Also in Spiritual Care:
NHS Grampian is committed to providing holistic healthcare, which is responsive to the physical, psychological, emotional and spiritual needs of its patients. Appropriate spiritual, pastoral and religious care will be offered to patients, their relatives and carers and to staff. This care is available to people with or without specified religious beliefs.
NHS Grampian Spiritual Care Policy
In Our National Health, a Plan for Action, a Plan for Change, the Scottish Executive committed to developing a patient centred approach to care. The White Paper, Partnership for Care committed us to ?extending the principles set out in Fair for All to ensure that our health services recognise and respond sensitively to the individual needs, background and circumstances of people?s lives?. More recently government documents Delivering Care, Enabling Health (Scottish Executive 2006) and Better health, Better Care (Scottish Government 2007) have emphasised the development of a patient focussed service which both improves care and upholds the rights of individuals.

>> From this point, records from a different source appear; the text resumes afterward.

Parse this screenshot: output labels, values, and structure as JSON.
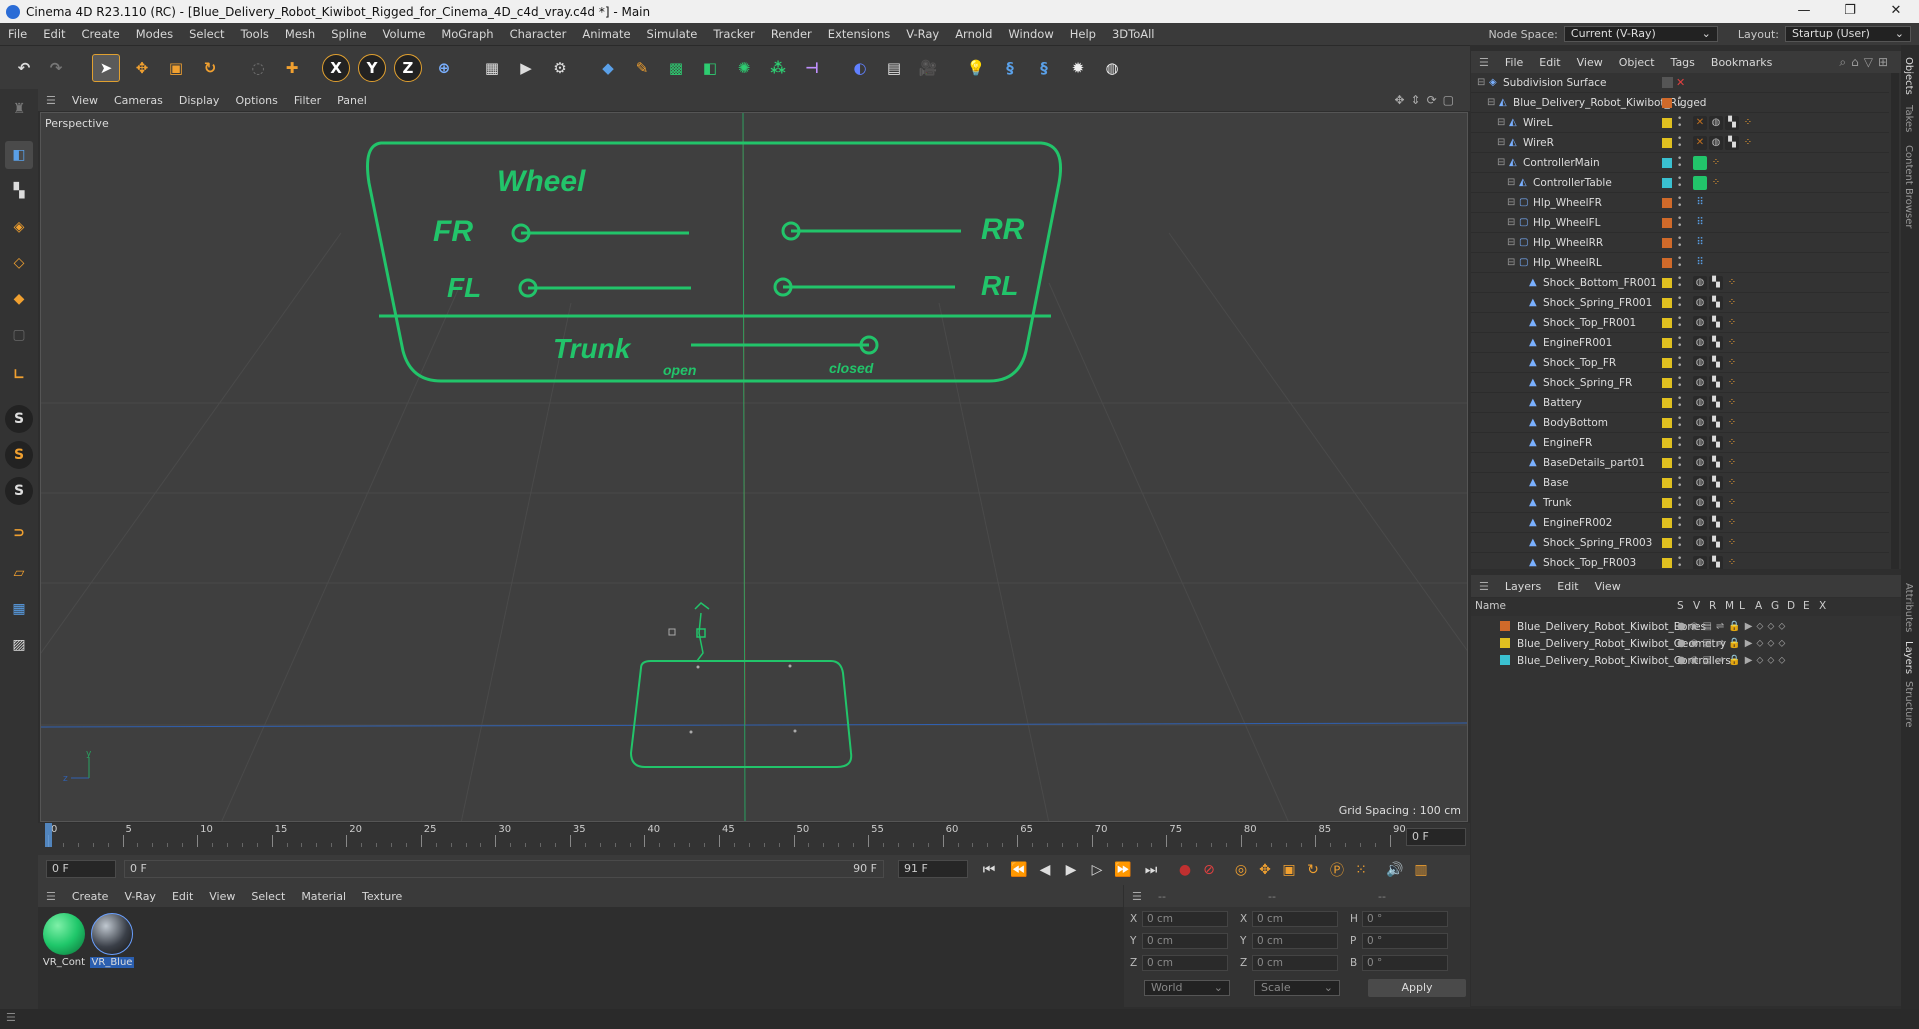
{
  "window": {
    "title": "Cinema 4D R23.110 (RC) - [Blue_Delivery_Robot_Kiwibot_Rigged_for_Cinema_4D_c4d_vray.c4d *] - Main",
    "controls": [
      "—",
      "❐",
      "✕"
    ]
  },
  "menubar": {
    "items": [
      "File",
      "Edit",
      "Create",
      "Modes",
      "Select",
      "Tools",
      "Mesh",
      "Spline",
      "Volume",
      "MoGraph",
      "Character",
      "Animate",
      "Simulate",
      "Tracker",
      "Render",
      "Extensions",
      "V-Ray",
      "Arnold",
      "Window",
      "Help",
      "3DToAll"
    ],
    "node_space_label": "Node Space:",
    "node_space_value": "Current (V-Ray)",
    "layout_label": "Layout:",
    "layout_value": "Startup (User)"
  },
  "viewport": {
    "menu": [
      "View",
      "Cameras",
      "Display",
      "Options",
      "Filter",
      "Panel"
    ],
    "camera_label": "Perspective",
    "grid_spacing": "Grid Spacing : 100 cm",
    "controller": {
      "title": "Wheel",
      "fr": "FR",
      "rr": "RR",
      "fl": "FL",
      "rl": "RL",
      "trunk": "Trunk",
      "open": "open",
      "closed": "closed"
    },
    "colors": {
      "controller": "#22c46a",
      "axis_red": "#b03030",
      "axis_blue": "#3060b0"
    }
  },
  "timeline": {
    "ticks": [
      "0",
      "5",
      "10",
      "15",
      "20",
      "25",
      "30",
      "35",
      "40",
      "45",
      "50",
      "55",
      "60",
      "65",
      "70",
      "75",
      "80",
      "85",
      "90"
    ],
    "current_frame_display": "0 F",
    "start_field": "0 F",
    "range_start": "0 F",
    "range_end": "90 F",
    "end_field": "91 F"
  },
  "materials": {
    "menu": [
      "Create",
      "V-Ray",
      "Edit",
      "View",
      "Select",
      "Material",
      "Texture"
    ],
    "items": [
      {
        "name": "VR_Cont",
        "color": "#1fc76a"
      },
      {
        "name": "VR_Blue",
        "color": "#3a3f48"
      }
    ]
  },
  "coordinates": {
    "header": [
      "--",
      "--",
      "--"
    ],
    "rows": [
      {
        "a": "X",
        "av": "0 cm",
        "b": "X",
        "bv": "0 cm",
        "c": "H",
        "cv": "0 °"
      },
      {
        "a": "Y",
        "av": "0 cm",
        "b": "Y",
        "bv": "0 cm",
        "c": "P",
        "cv": "0 °"
      },
      {
        "a": "Z",
        "av": "0 cm",
        "b": "Z",
        "bv": "0 cm",
        "c": "B",
        "cv": "0 °"
      }
    ],
    "world": "World",
    "scale": "Scale",
    "apply": "Apply"
  },
  "object_manager": {
    "menu": [
      "File",
      "Edit",
      "View",
      "Object",
      "Tags",
      "Bookmarks"
    ],
    "objects": [
      {
        "name": "Subdivision Surface",
        "indent": 0,
        "chip": "",
        "tags": []
      },
      {
        "name": "Blue_Delivery_Robot_Kiwibot_Rigged",
        "indent": 1,
        "chip": "#d06a2a",
        "tags": []
      },
      {
        "name": "WireL",
        "indent": 2,
        "chip": "#e0c020",
        "tags": [
          "x",
          "s",
          "c",
          "d"
        ]
      },
      {
        "name": "WireR",
        "indent": 2,
        "chip": "#e0c020",
        "tags": [
          "x",
          "s",
          "c",
          "d"
        ]
      },
      {
        "name": "ControllerMain",
        "indent": 2,
        "chip": "#3ac0d0",
        "tags": [
          "g",
          "d"
        ]
      },
      {
        "name": "ControllerTable",
        "indent": 3,
        "chip": "#3ac0d0",
        "tags": [
          "g",
          "d"
        ]
      },
      {
        "name": "Hlp_WheelFR",
        "indent": 3,
        "chip": "#d06a2a",
        "tags": [
          "p"
        ]
      },
      {
        "name": "Hlp_WheelFL",
        "indent": 3,
        "chip": "#d06a2a",
        "tags": [
          "p"
        ]
      },
      {
        "name": "Hlp_WheelRR",
        "indent": 3,
        "chip": "#d06a2a",
        "tags": [
          "p"
        ]
      },
      {
        "name": "Hlp_WheelRL",
        "indent": 3,
        "chip": "#d06a2a",
        "tags": [
          "p"
        ]
      },
      {
        "name": "Shock_Bottom_FR001",
        "indent": 4,
        "chip": "#e0c020",
        "tags": [
          "s",
          "c",
          "d"
        ]
      },
      {
        "name": "Shock_Spring_FR001",
        "indent": 4,
        "chip": "#e0c020",
        "tags": [
          "s",
          "c",
          "d"
        ]
      },
      {
        "name": "Shock_Top_FR001",
        "indent": 4,
        "chip": "#e0c020",
        "tags": [
          "s",
          "c",
          "d"
        ]
      },
      {
        "name": "EngineFR001",
        "indent": 4,
        "chip": "#e0c020",
        "tags": [
          "s",
          "c",
          "d"
        ]
      },
      {
        "name": "Shock_Top_FR",
        "indent": 4,
        "chip": "#e0c020",
        "tags": [
          "s",
          "c",
          "d"
        ]
      },
      {
        "name": "Shock_Spring_FR",
        "indent": 4,
        "chip": "#e0c020",
        "tags": [
          "s",
          "c",
          "d"
        ]
      },
      {
        "name": "Battery",
        "indent": 4,
        "chip": "#e0c020",
        "tags": [
          "s",
          "c",
          "d"
        ]
      },
      {
        "name": "BodyBottom",
        "indent": 4,
        "chip": "#e0c020",
        "tags": [
          "s",
          "c",
          "d"
        ]
      },
      {
        "name": "EngineFR",
        "indent": 4,
        "chip": "#e0c020",
        "tags": [
          "s",
          "c",
          "d"
        ]
      },
      {
        "name": "BaseDetails_part01",
        "indent": 4,
        "chip": "#e0c020",
        "tags": [
          "s",
          "c",
          "d"
        ]
      },
      {
        "name": "Base",
        "indent": 4,
        "chip": "#e0c020",
        "tags": [
          "s",
          "c",
          "d"
        ]
      },
      {
        "name": "Trunk",
        "indent": 4,
        "chip": "#e0c020",
        "tags": [
          "s",
          "c",
          "d"
        ]
      },
      {
        "name": "EngineFR002",
        "indent": 4,
        "chip": "#e0c020",
        "tags": [
          "s",
          "c",
          "d"
        ]
      },
      {
        "name": "Shock_Spring_FR003",
        "indent": 4,
        "chip": "#e0c020",
        "tags": [
          "s",
          "c",
          "d"
        ]
      },
      {
        "name": "Shock_Top_FR003",
        "indent": 4,
        "chip": "#e0c020",
        "tags": [
          "s",
          "c",
          "d"
        ]
      }
    ]
  },
  "layers": {
    "menu": [
      "Layers",
      "Edit",
      "View"
    ],
    "columns": [
      "Name",
      "S",
      "V",
      "R",
      "M",
      "L",
      "A",
      "G",
      "D",
      "E",
      "X"
    ],
    "items": [
      {
        "name": "Blue_Delivery_Robot_Kiwibot_Bones",
        "color": "#d06a2a"
      },
      {
        "name": "Blue_Delivery_Robot_Kiwibot_Geometry",
        "color": "#e0c020"
      },
      {
        "name": "Blue_Delivery_Robot_Kiwibot_Controllers",
        "color": "#3ac0d0"
      }
    ]
  },
  "side_tabs": [
    "Objects",
    "Takes",
    "Content Browser",
    "Attributes",
    "Layers",
    "Structure"
  ]
}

An important element of this approach is the provision of appropriate spiritual support to patients, their families and the staff who care for them as required by HDL (2002) 76, Spiritual Care in NHS Scotland. This initiative led to the creation of the NHS Grampian Spiritual Care Policy and the Spiritual Care Committee, based on the principle of ?respect for the wide ranging beliefs, lifestyle and cultural backgrounds of the population served by NHS Grampian.?
The purpose of this Guide is to help healthcare staff to improve their knowledge of providing for the religious and cultural needs of those in their care. Some basic information is provided about the major faith and cultural groups present in Grampian. However this information is a general guide only. Staff should always check everything with the patient or their relatives. If in doubt, ask them for advice. Sensitivity and some basic knowledge of the beliefs, customs and practices of religious and cultural groups will lead to better patient care and can bring a great deal of comfort to the patients and the families involved.
The work of producing this guide was done by a small working group of the NHS Grampian Spiritual Care Committee. The group drew on a number of previously published guides from other parts of Scotland and the text of each section has been checked where possible with the faith group concerned.
Practising health care in the realms of different faiths and cultures should be looked at as a stimulating challenge to healthcare rather than an additional problem. Staff awareness, good communication and some basic knowledge is the key.